7. What is the most important element of Jewish life? Shabbat? Kosher? Passover? While all of these are important, the most important to me is Torah. Jews are a people whose identity is rooted in story. Notice I say “story” rather than “history.” There is scant evidence that the story of the Jews from Abraham through Joshua is historical. But that doesn’t bother me. I am not interested in history, but in story. We are the stories we tell. So if archeologists are correct and the Exodus never happened, it doesn’t bother me a bit. The story is what moves me (both positively and negatively); it is the story that matters. So if we were to lose everything but Torah (that is everything but our story and the freedom to continually interpret and add to it which is the Way of Torah) we would still survive.
8. Is the State of Israel central to Jewish life? Yes, but for all the wrong reasons. Israel has become the secular god of the Jews. Jews who have no interest in Jewish texts, teachings, or traditions link their identity as Jews to the Jewish State. This is unfortunate because Israel cannot live up to the spiritual genius of Judaism, and too often falls prey to its worst elements. Judaism is a mythos, a laboratory for meaning-making, Israel is a logos, a program for politics. As scholar Karen Armstrong repeated proves, when logos takes the place of mythos violence almost always erupts. When the state becomes god, it is the devil who rules. This is not to say Israel is irrelevant, only that Jews shouldn’t ask Israel to be other than it is: a political entity willing to do whatever is necessary to survive.
9. Since God is just and good, what did the Jews do to deserve the Holocaust?

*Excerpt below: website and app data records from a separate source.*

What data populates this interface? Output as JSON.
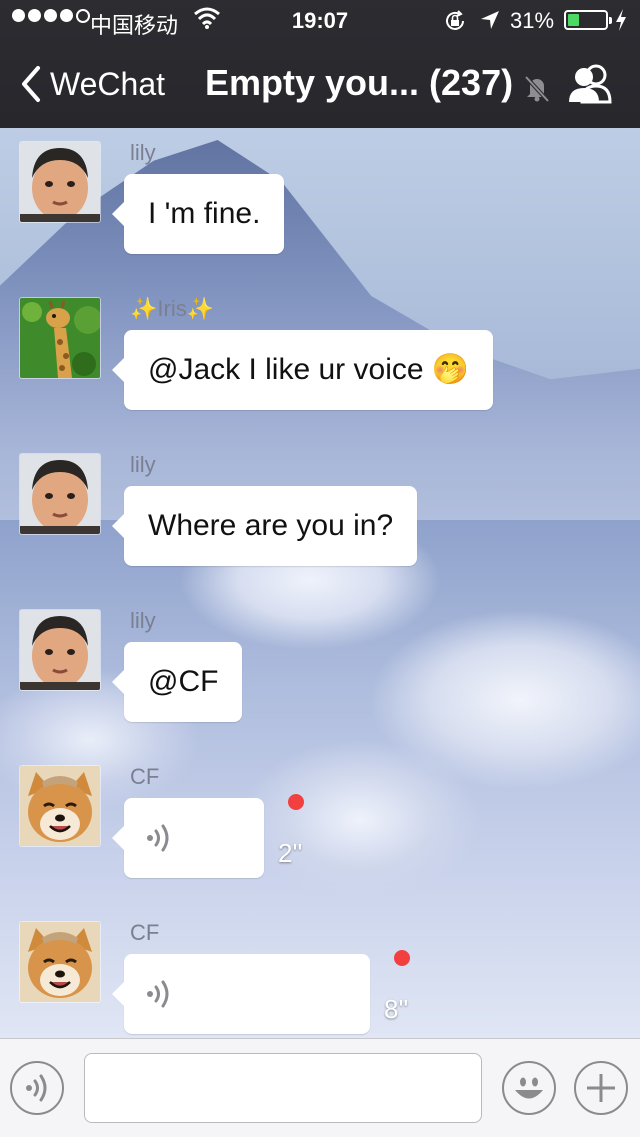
{
  "status_bar": {
    "carrier": "中国移动",
    "time": "19:07",
    "battery_percent": "31%",
    "battery_level": 0.31,
    "battery_color": "#4cd964"
  },
  "nav": {
    "back_label": "WeChat",
    "title": "Empty you... (237)",
    "mute_icon": "mute-bell-icon",
    "group_icon": "group-members-icon"
  },
  "messages": [
    {
      "sender": "lily",
      "text": "I 'm fine.",
      "avatar": "boy-avatar"
    },
    {
      "sender": "✨Iris✨",
      "text": "@Jack I like ur voice 🤭",
      "avatar": "giraffe-avatar"
    },
    {
      "sender": "lily",
      "text": "Where are you in?",
      "avatar": "boy-avatar"
    },
    {
      "sender": "lily",
      "text": "@CF",
      "avatar": "boy-avatar"
    },
    {
      "sender": "CF",
      "type": "voice",
      "duration": "2''",
      "unread": true,
      "avatar": "shiba-dog-avatar"
    },
    {
      "sender": "CF",
      "type": "voice",
      "duration": "8''",
      "unread": true,
      "avatar": "shiba-dog-avatar"
    }
  ],
  "input_bar": {
    "voice_toggle_icon": "voice-mode-icon",
    "text_placeholder": "",
    "emoji_icon": "emoji-icon",
    "more_icon": "plus-icon"
  },
  "colors": {
    "nav_background": "#2a2a2f",
    "unread_dot": "#f23f3f"
  }
}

Nothing. The Jews were murdered for being Jews. No one “deserves” a Holocaust? The problem the Holocaust poses for believers in a just God is that this god is revealed to be anything but just. There are at least three responses to this discovery: 1) become an atheist; 2) defend god as God and blame the Jews; and 3) stop imagining a just God. Most Jews I suspect opted for #1, while traditional Judaism continues to focus on God, most Jews are no longer traditional. When they speak of God the word is often empty of anything but nostalgia for old ways of talking. Some Jews opt for #2 and continue the ancient argument that God punishes the Jews because we are not living up to God’s standards. I prefer #3, what I call the way of Job, who challenged the idea of a just God and discovered a God beyond good and evil, justice and injustice, who cannot be reduced to these human concepts. This is a minority position to say the least.
10. Who is your favorite rabbi? Me. I am the only rabbi who says exactly what I believe. If you asked me for rabbis other than myself that I admire, I would say the following: Hillel, Jesus, Shabbatai Tzvi, the Baal Shem Tov, Dov Ber, Abraham Joshua Heschel, Mordecai Kaplan, and Reb Zalman Schachter Shalomi.